The recent Budget and subsequent Finance Bill No 2 2013 propose to remove the Employment and Investment incentive scheme (EII) from the High Earners Restriction on use of certain tax reliefs for a period of three years from 2014.
It is perhaps timely therefore to summarise the main features of this scheme especially as we are approaching the traditional busy time of year in relation to taxpayers wishing to consider qualifying investments that may be offered to them in coming weeks.
The EII scheme was introduced by Finance Act 2011 and replaced the Business Expansion (BES ) scheme which had been in place since 1984 but which was regarded by many as rather technical and bureaucratic. European Union approval was received later that year and the scheme came info effect on 25 November 2011.
The main features of the scheme are:
1. The relief will apply to qualifying shares issued in eligible companies at any time up to 31December 2020.
2. In general many trading companies will be regarded as eligible companies as long as they areincorporated in Ireland or an other EU/EEA State, are not public companies and are not inthe general service sector. The onerous pre approval procedure applicable under the old BES scheme is now removed. Green energy and certain tourism related activities will qualify generally although certain industry sectors such as the coal steel and shipbuilding sectors are excluded.

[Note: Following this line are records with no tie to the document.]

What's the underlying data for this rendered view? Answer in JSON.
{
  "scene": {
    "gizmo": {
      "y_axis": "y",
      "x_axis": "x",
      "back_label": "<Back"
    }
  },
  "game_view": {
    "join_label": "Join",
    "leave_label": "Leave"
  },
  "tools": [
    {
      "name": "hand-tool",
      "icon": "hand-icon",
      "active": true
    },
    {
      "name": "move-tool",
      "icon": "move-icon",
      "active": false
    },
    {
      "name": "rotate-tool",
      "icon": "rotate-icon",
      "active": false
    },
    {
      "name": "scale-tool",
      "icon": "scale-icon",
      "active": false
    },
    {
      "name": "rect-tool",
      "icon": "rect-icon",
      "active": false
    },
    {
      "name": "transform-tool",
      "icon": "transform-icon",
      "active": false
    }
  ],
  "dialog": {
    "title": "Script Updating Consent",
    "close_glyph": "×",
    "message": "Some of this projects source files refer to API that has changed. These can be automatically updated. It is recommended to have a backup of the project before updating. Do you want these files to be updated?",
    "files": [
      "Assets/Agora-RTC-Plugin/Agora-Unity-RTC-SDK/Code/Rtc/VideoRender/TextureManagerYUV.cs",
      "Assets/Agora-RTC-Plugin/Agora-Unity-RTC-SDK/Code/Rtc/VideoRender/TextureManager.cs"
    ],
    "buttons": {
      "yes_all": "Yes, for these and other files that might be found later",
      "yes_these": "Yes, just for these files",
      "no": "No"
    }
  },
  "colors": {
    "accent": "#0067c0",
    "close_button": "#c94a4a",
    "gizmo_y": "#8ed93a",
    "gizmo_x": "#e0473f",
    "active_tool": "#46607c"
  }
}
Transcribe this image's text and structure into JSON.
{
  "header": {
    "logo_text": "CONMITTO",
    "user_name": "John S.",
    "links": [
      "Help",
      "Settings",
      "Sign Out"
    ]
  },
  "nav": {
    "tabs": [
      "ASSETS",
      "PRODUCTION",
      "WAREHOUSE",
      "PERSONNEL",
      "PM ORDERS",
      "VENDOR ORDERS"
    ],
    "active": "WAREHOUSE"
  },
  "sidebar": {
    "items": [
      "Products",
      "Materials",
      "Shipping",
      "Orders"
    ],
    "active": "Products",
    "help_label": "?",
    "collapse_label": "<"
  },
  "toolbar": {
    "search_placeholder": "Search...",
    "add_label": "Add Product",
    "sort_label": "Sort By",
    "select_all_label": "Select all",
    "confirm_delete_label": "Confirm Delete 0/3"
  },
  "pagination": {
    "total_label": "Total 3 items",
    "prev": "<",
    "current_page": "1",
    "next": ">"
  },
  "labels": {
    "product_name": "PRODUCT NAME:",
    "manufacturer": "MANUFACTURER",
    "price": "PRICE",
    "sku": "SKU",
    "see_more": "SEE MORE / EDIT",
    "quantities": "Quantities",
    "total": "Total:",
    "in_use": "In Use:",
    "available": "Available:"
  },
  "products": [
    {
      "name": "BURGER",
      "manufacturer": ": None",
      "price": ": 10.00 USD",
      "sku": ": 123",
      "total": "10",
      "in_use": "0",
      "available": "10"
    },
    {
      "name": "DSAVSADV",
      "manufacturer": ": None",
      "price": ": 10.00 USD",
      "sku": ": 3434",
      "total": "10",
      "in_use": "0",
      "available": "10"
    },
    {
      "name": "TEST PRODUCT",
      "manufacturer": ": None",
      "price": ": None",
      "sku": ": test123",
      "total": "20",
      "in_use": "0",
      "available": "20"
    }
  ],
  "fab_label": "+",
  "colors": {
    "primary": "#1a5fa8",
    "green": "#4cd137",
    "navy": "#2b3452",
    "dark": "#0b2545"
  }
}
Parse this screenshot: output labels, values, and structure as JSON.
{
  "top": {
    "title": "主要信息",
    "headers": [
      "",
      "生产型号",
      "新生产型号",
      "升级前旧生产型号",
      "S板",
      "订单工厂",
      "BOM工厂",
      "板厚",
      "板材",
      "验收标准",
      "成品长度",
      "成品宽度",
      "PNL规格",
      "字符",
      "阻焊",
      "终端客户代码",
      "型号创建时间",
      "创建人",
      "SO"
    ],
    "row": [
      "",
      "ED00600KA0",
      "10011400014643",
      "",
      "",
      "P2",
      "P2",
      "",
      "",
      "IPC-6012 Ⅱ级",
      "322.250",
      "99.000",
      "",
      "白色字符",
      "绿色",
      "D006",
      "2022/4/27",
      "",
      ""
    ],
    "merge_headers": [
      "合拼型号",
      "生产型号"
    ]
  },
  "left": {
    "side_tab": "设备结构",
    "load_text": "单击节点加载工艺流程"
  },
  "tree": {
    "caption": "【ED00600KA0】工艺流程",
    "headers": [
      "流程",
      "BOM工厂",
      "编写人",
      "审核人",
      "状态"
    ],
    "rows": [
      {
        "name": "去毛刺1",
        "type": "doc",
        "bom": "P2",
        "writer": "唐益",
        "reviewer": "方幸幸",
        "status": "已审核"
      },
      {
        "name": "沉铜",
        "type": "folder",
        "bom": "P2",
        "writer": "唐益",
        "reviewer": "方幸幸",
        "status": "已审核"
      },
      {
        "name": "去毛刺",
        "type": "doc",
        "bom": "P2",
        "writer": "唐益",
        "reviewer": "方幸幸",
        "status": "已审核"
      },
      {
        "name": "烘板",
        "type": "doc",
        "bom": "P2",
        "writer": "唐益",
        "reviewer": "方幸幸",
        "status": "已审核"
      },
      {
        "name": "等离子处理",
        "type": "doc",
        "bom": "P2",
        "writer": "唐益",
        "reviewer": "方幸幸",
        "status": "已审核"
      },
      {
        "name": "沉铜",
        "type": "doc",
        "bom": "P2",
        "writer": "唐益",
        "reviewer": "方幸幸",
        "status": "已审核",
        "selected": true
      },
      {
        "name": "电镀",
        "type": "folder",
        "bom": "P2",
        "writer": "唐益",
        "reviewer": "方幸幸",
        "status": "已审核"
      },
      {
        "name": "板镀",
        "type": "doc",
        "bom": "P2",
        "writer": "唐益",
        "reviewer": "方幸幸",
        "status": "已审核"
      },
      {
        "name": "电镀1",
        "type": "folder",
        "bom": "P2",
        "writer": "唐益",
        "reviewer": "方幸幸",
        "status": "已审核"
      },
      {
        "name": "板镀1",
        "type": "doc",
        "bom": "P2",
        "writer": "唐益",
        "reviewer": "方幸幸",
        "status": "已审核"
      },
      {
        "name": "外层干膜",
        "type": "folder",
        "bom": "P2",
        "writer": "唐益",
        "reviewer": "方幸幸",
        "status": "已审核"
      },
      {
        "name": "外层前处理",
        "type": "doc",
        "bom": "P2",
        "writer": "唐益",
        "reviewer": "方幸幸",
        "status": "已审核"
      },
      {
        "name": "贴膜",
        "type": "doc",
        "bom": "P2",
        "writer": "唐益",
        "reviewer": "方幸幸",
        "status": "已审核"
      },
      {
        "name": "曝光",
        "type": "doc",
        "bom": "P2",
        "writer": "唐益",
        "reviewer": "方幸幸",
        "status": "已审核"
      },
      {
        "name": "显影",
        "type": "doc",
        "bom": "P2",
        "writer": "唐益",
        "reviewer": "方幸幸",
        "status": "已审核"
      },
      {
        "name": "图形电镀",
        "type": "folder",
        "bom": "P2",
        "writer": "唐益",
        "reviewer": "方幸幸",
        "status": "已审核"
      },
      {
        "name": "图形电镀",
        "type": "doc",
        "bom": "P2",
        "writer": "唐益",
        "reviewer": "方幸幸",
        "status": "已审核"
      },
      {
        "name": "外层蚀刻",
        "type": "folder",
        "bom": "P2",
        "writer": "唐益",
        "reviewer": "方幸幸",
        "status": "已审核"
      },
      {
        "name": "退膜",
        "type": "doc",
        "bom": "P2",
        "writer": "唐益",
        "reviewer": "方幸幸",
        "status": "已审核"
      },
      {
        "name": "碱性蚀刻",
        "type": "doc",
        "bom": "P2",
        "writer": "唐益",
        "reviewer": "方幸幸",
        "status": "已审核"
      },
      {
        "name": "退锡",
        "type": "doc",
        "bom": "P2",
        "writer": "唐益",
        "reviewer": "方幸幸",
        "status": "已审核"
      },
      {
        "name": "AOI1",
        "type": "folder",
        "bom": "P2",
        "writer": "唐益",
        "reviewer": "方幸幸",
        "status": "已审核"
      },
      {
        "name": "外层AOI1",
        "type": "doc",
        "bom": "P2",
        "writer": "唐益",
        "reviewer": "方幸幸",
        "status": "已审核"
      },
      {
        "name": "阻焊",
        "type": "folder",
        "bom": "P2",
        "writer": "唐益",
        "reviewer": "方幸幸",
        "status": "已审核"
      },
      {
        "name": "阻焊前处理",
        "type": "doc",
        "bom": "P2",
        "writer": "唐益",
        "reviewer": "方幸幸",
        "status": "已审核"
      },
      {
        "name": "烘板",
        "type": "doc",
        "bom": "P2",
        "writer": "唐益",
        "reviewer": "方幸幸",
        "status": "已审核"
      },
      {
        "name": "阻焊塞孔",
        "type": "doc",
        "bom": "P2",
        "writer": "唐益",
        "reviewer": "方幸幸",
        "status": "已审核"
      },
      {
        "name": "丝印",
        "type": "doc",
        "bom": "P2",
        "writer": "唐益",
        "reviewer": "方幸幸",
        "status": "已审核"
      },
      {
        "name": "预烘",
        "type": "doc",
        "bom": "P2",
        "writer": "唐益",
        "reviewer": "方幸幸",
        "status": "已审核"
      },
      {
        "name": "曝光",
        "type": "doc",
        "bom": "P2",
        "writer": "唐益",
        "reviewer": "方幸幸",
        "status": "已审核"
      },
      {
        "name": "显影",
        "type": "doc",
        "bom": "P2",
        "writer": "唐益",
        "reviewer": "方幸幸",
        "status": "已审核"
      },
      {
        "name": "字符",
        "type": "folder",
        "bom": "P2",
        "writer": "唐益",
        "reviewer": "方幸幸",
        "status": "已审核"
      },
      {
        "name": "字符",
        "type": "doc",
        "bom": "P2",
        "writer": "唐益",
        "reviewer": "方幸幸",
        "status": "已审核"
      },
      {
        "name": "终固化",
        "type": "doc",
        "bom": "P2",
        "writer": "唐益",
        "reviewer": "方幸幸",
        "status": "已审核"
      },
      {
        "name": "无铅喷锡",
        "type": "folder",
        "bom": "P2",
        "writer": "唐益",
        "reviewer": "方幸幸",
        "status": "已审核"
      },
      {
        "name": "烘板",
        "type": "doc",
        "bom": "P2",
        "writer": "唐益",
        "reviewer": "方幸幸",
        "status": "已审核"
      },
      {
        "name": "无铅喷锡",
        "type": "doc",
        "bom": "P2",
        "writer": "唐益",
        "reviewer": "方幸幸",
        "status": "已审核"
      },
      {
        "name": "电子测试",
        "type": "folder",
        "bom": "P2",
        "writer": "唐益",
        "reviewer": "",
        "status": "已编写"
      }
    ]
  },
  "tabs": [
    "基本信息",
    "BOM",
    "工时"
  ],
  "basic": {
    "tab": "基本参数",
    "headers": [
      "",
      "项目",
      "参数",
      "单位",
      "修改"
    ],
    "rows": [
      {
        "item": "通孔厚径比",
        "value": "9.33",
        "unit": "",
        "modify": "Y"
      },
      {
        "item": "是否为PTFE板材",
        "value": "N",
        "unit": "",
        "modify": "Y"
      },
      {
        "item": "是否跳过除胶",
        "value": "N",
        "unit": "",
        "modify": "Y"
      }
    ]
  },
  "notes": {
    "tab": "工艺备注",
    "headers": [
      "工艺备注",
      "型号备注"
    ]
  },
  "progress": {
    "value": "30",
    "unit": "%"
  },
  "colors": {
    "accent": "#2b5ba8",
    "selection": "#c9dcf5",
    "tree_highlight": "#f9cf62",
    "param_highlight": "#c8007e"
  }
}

3. A distinction is made between:
• A micro or small enterprise which has 50 or fewer employees and turnover/balance sheet value of less than €10 million and which will be regarded as a qualifying company regardless of its location,
• A medium company with less than 250 employees, turnover less than €50 million and balance sheet value of less than €43 million. This will be regarded as a qualifying company if located outside of Dublin, Cork, Kildare, Meath or Wicklow.However, medium sizedcompanies that are still regarded as being in the startup phase of development will be regarded as qualifying when located in these counties.
4. It is important to note that in a Group situation the company will only qualify where all associated Group companies also meet the relevant qualifying conditions. For this reason to avoid complications Companies intending to attract EII funds are generally standalone entities.
5. The lifetime qualifying investment that can be made in a qualifying company is €10 millionwith an annual cap of €2 million.
6. A controlling shareholder can not have an interest in another company carrying on substantially the same trade – the condition here refers to a period of two years before andfive years after an EII investment is made so care is required to ensure that a taxpayer wishing to avail of the relief does not inadvertently come within this anti avoidance measure.
QUALIFYING TAXPAYER AND APPLICATION OF THE RE RELIEF
To qualify for the relief the investor must be tax resident in Ireland and subscribe for shares at a time when he/she is not regarded as connected with the company. In broad terms this means that the investor can not directly or indirectly own 30% of the issued share or loan capital of the company although this condition is relaxed where the total issued share/loan capital is less than €500,000.
The shares must be held for a period of at least three years and tax relief will be available on amounts invested of up to €150,000 in any one year. It is for this reason that the removal of the restriction on the use of the resulting tax relief on an investment of as little as €80,000 in any one year is quite important.
Tax relief will be available at a rate of 30% in the year the investment is made with the remaining 11% – assuming an investor will generally be liable to tax at the marginal 41% rate – claimed at the end of the three year holding period. To get this additional 11% relief certain conditions will need to be met by the company in relation to either/or a net increase in employment numbers or increasing expenditure on research and development activities.
WITHDRAWAL OF RELIEF
It is important that the shares are held for at least the minimum holding period of three years. If there is any arrangement in place to counteract this by either a share redemption, repayment of an existing Directors loan – even if bona fide in place at date of share issue – the relief will be clawed back.
As with many measures in Irish tax legislation the basic EII relief is quite straightforward and easy to understand, however, a comprehensive review of the finer detail of legislation is warranted before advising investors to invest funds in a company in a manner that will attract tax relief as even a bona fide investment can in certain circumstances fall foul of quite tricky anti avoidance measures.